"RemainCo," as CEO Chris Crane termed the company that will be made up of Exelon's regulated utility business, will operate across seven jurisdictions and "provide platforms to enable a transition to a clean energy economy without owning the generation," he told investors during a Wednesday earnings call. "SpinCo" will assume management of a coal-free generation portfolio to become "America's clean energy leader," Crane said.
Exelon is the latest in a series of utilities that have spun off generation assets to conform to current market expectations and investment trends, according to Edward Jones senior analyst Mike Doyle.
After a months-long strategic review, Exelon has determined that spinning the company's generation assets into a new company will be best for both business divisions, allowing each to focus on "strategies tailored to the distinct business investment profiles and meeting unique customer needs," Exelon executives told investors.
But the rather unsurprising move, Doyle said, is probably more about aligning the company with investor expectations.
"We've been seeing this kind of thing for years," Doyle said, "because the market has been rewarding utility companies where 90-95% or more of their business earnings come from regulated sources."
Investors may have once preferred conglomerates with diverse revenues, but they have become somewhat choosier, Doyle said. "Investors prefer a simpler story, a pure play, of what they're trying to own," he said. "They'd rather buy a utility and, if there's another sector they want to own in, they can choose, rather than having a hodgepodge of companies put together."
Doyle noted the move could also help Exelon de-risk its generation assets, including 21 nuclear reactors spread across three states.
"I don't think there's a market for a bunch of nuclear plants right now," Doyle said, "and all the regulation that comes with that, not to mention power prices that have been really low."
During Wednesday's earnings call, Crane touted the "strong" performance of the company's nuclear fleet, but the press release announcing the pending split of the company reported that "the company will retire uneconomic assets that negatively affect its ability to provide a reliable source of clean power."
Exelon Chief Financial Officer Joe Nigro also touted the renewable energy holdings that will be transferred to SpinCo, which Nigro said will produce one of every 9 MW of carbon-free electricity in the U.S. when it splits from Exelon.
"SpinCo is and will be the leading clean energy producer in the United States," he said. "It does not own coal-fired generation and 90% of its output is emissions free."
While SpinCo will "continue to be a leading advocate for clean energy policies aimed at preserving and growing clean energy to combat the climate crisis," Nigro said, RemainCo plans to invest $27 billion over the next four years to address customer needs and grow the company's rate base to $15 billion by 2024.

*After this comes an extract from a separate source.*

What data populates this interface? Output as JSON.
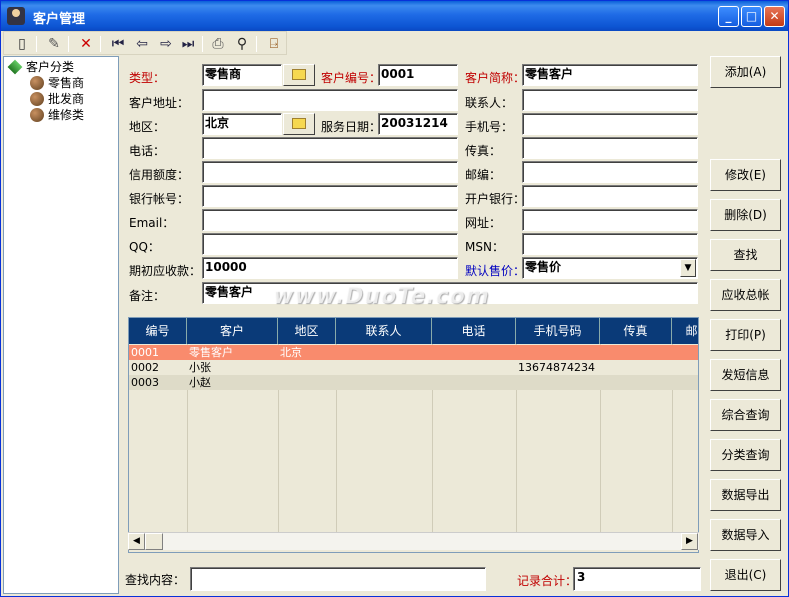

The announcement has created some uncertainty in Illinois, where the Citizens Utility Board and other advocates hope nuclear power plants operated in that state by Exelon will contribute to a clean energy transition. However, David Kolata, executive director of the Citizens Utility Board, said he remained hopeful that Illinois will pass new clean energy legislation and that the division of Exelon will in the long term help to protect ratepayers by eliminating conflicts of interest.
Crane also noted the impact of last week's events in Texas on the company, noting that several of the company's plants in Texas experienced "operational issues" and went offline as a result of extreme weather. Crane anticipated a financial impact of $750-950 million as a result, though he said a lag in available data from ERCOT and the Public Utility Commission of Texas means that Exelon will need to refine these estimates as more details become available.